The more things change, the more they remain the same. The housing project was built as one of Franklin D. Roosevelt’s alphabet soup of economic stimulus programs.
Providing housing was probably secondary to putting a huge population of jobless to work in the period before World War II.
Recognize that typeface?
In FDR’s day, a lot of the jobless who built public buildings, cleared forests for parks and laid down new roads were folks who were used to working with their hands.
I wonder what kind of contribution hedge fund managers and dot.com types will be able to make if Obama has to stir the alphabet soup.
Southridge isn’t the city’s oldest
Dunbar Village, in the north central part of West Palm Beach, was built first and is the oldest public housing development in the Florida. It made national news two years ago because of a particularly horrific gang rape.
Traces of Jim Crow are still around

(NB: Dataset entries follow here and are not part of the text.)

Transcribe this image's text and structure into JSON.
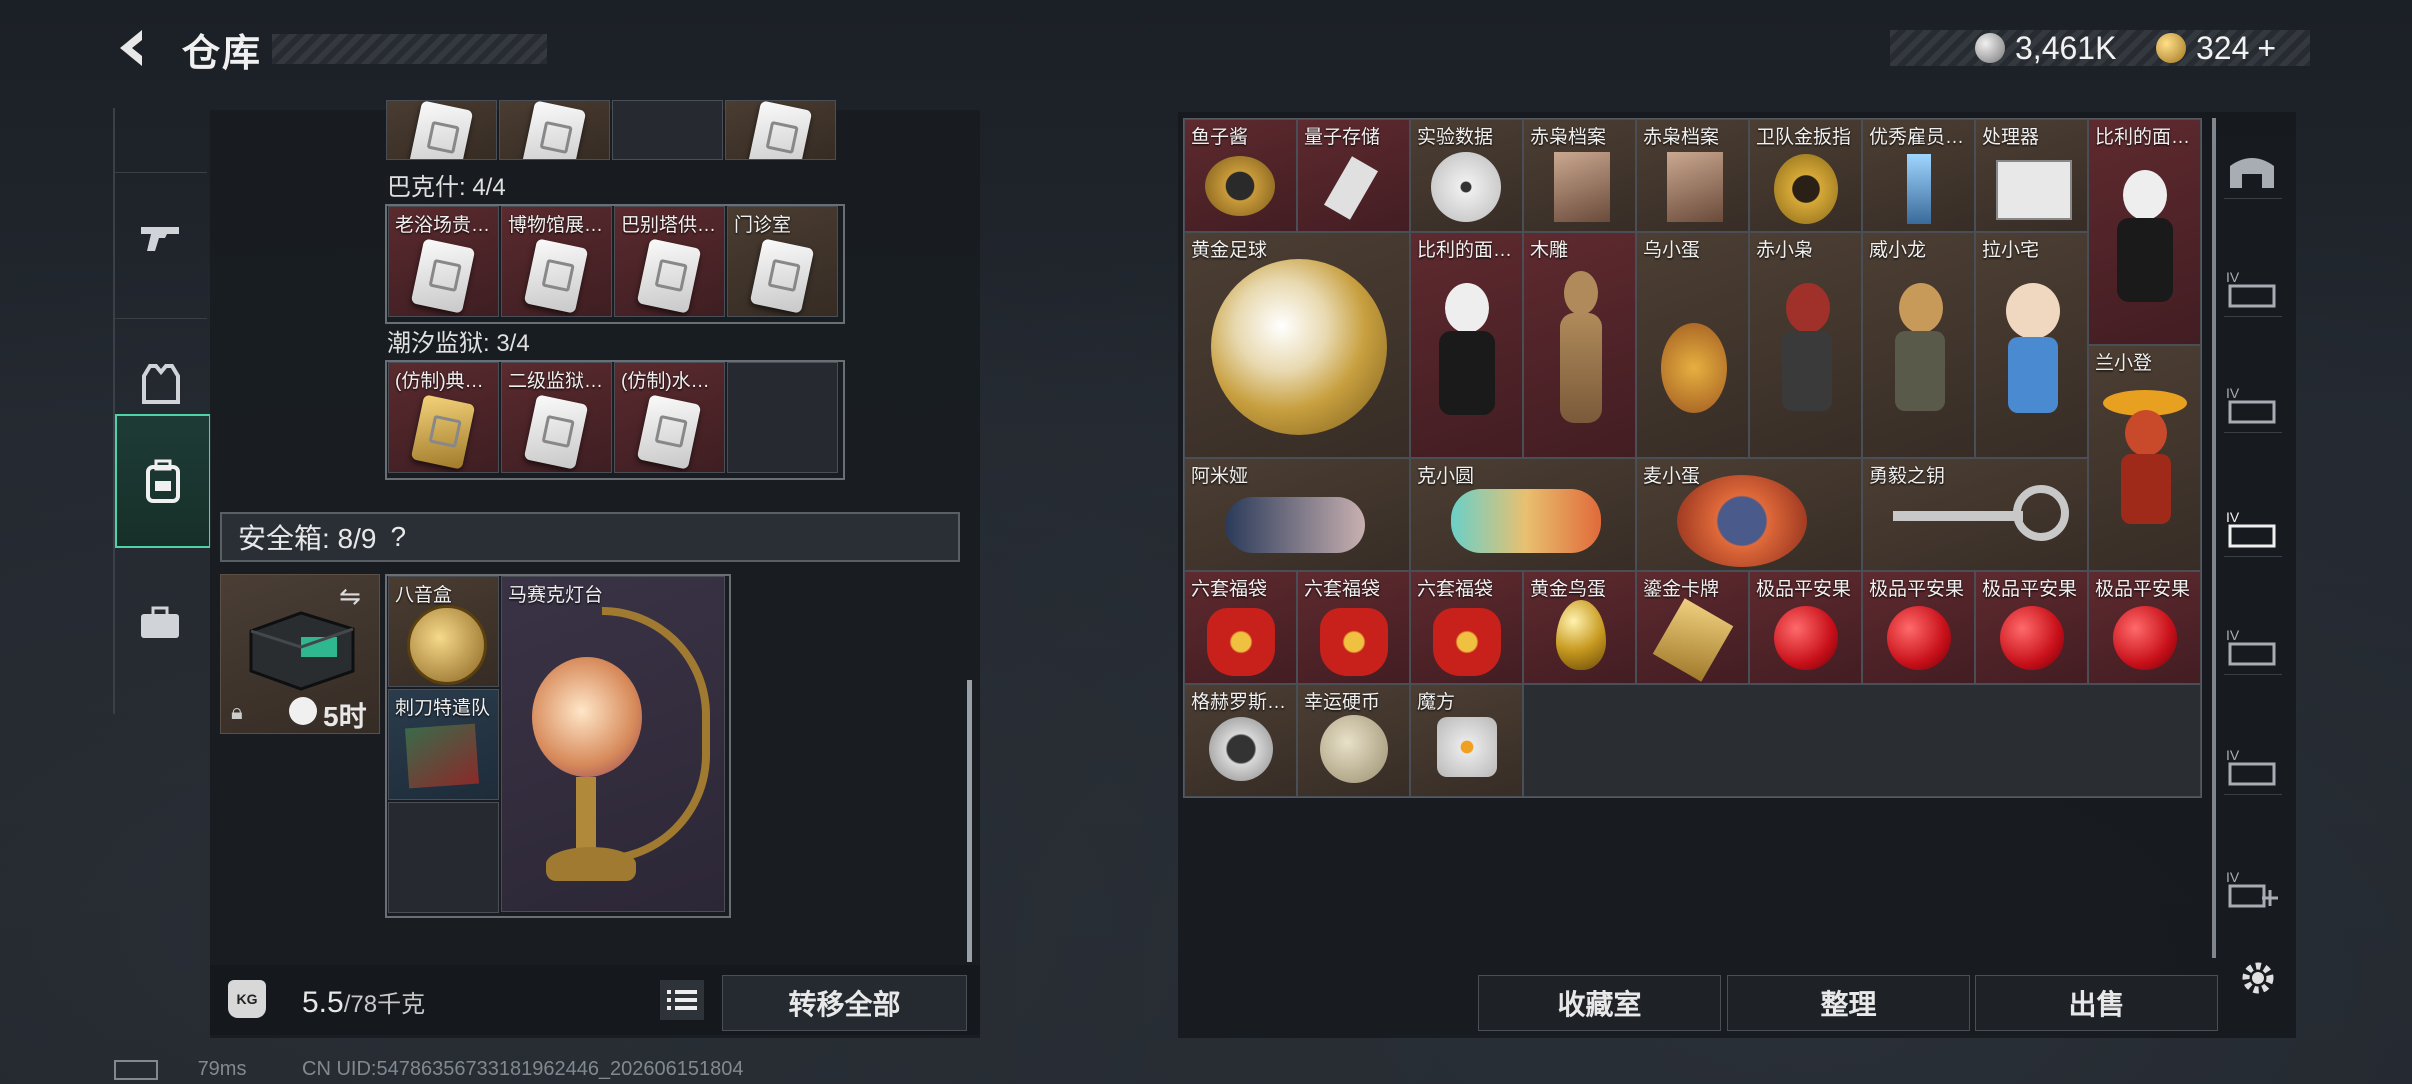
{
  "header": {
    "title": "仓库"
  },
  "currency": [
    {
      "value": "3,461K",
      "icon": "silver-coin-icon",
      "color": "#c8c8c8"
    },
    {
      "value": "324",
      "icon": "gold-coin-icon",
      "color": "#e0b050",
      "suffix": "+"
    }
  ],
  "tabs": [
    {
      "name": "weapons",
      "icon": "gun-icon",
      "active": false
    },
    {
      "name": "armor",
      "icon": "vest-icon",
      "active": false
    },
    {
      "name": "stash",
      "icon": "backpack-icon",
      "active": true
    },
    {
      "name": "cases",
      "icon": "briefcase-icon",
      "active": false
    }
  ],
  "left": {
    "groups": [
      {
        "label": "巴克什: 4/4",
        "items": [
          "老浴场贵…",
          "博物馆展…",
          "巴别塔供…",
          "门诊室"
        ]
      },
      {
        "label": "潮汐监狱: 3/4",
        "items": [
          "(仿制)典…",
          "二级监狱…",
          "(仿制)水…",
          ""
        ]
      }
    ],
    "safe_label": "安全箱: 8/9",
    "safe_help": "?",
    "safe_timer": "5时",
    "safe_items": [
      "八音盒",
      "马赛克灯台",
      "刺刀特遣队"
    ],
    "weight_value": "5.5",
    "weight_total": "/78千克",
    "transfer_label": "转移全部"
  },
  "right": {
    "row1": [
      "鱼子酱",
      "量子存储",
      "实验数据",
      "赤枭档案",
      "赤枭档案",
      "卫队金扳指",
      "优秀雇员…",
      "处理器",
      "比利的面…"
    ],
    "row2": [
      "黄金足球",
      "比利的面…",
      "木雕",
      "乌小蛋",
      "赤小枭",
      "威小龙",
      "拉小宅",
      "兰小登"
    ],
    "row3": [
      "阿米娅",
      "克小圆",
      "麦小蛋",
      "勇毅之钥"
    ],
    "row4": [
      "六套福袋",
      "六套福袋",
      "六套福袋",
      "黄金鸟蛋",
      "鎏金卡牌",
      "极品平安果",
      "极品平安果",
      "极品平安果",
      "极品平安果"
    ],
    "row5": [
      "格赫罗斯…",
      "幸运硬币",
      "魔方"
    ],
    "buttons": {
      "collection": "收藏室",
      "sort": "整理",
      "sell": "出售"
    }
  },
  "status": {
    "ping": "79ms",
    "uid": "CN UID:5478635673318196244​6_202606151804"
  }
}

When I moved to West Palm Beach in the early 70s, the contrast between Southridge and Dunbar Village was like black and white.
Dunbar was predominently Black; Southridge was mostly white.

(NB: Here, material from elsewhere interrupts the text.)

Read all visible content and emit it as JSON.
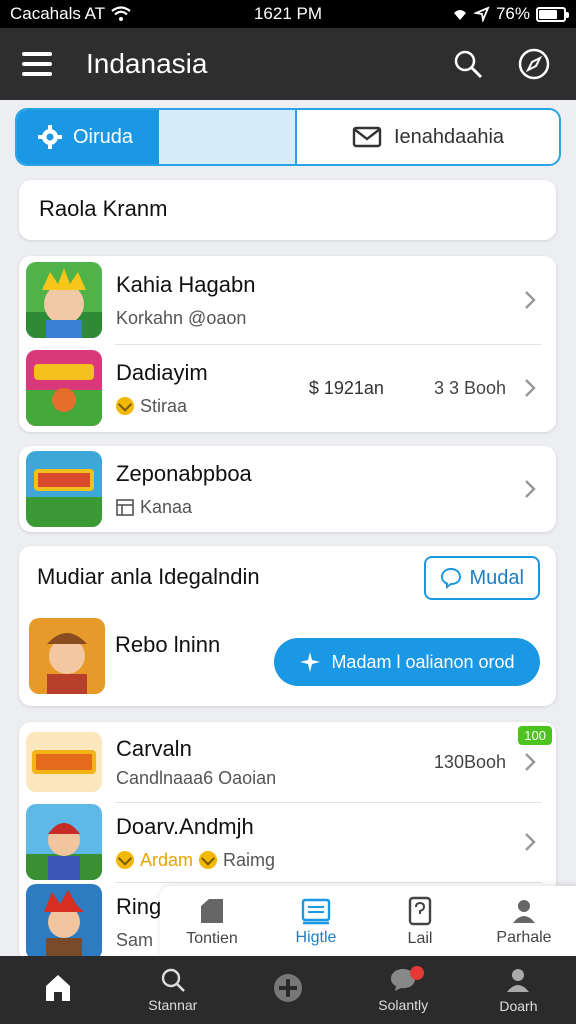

Southridge is well-kept and beautifully landscaped
In contrast, even the city’s Housing Authority web site acknowledges that “[Dunbar Village’s] original landscaping plans indicate some thought went into the placement of shade and ornamental palm trees. However, few, if any of these trees remain standing sixty-five years later. Some healthy trees and shrubs do thrive, despite the lack of irrigation.” (My emphasis.)
Dunbar, to be charitable, has suffered what Daniel Patrick Moynihan would call “benign neglect.” After all the bad press, there was some discussion of razing Dunbar in a classic case of “we had to destroy the village in order to save it.”
[Note: When I clicked a link on the West Palm Beach Housing Authority web site that was supposed to take me to a story about the revitalizing of Dunbar Village, I received an error message, “The connection has timed out. The server is taking too long to respond.” Benign neglect, I suppose.]
Southridge has strong sense of community
The population of Southridge appears to have become more diversified over the years. When I rode through there last night, I’d say that a large number of the residents are Hispanic, which reflects the overall neighborhood makeup.
This was one of those many instances where I wish I had paid more attention in high school Spanish class. When I pulled up to this group of elders playing dominoes, I was able to communicate enough to find out that the lady with the white hair was winning, but that was about it.
They were obviously amused at having their game interrupted by a guy wearing a glow-in-the-dark jersey straddling a bike with winking, blinking and nodding head and taillights.
I told co-rider George Primm, that I wish I could speak the language well enough to spend a week at the 148-unit project collecting stories. I’m sure there are some great ones.
I spotted an surprisingly large number of bicycles and tricycles at Southridge.
The Florida Department of Transportation says ab0ut 20,000 vehicles a day passed over the Southern Blvd. overpass (right) in 2007.
I wonder how many of those drivers looked over the guardrail at the neat little community nestled next to the bridge.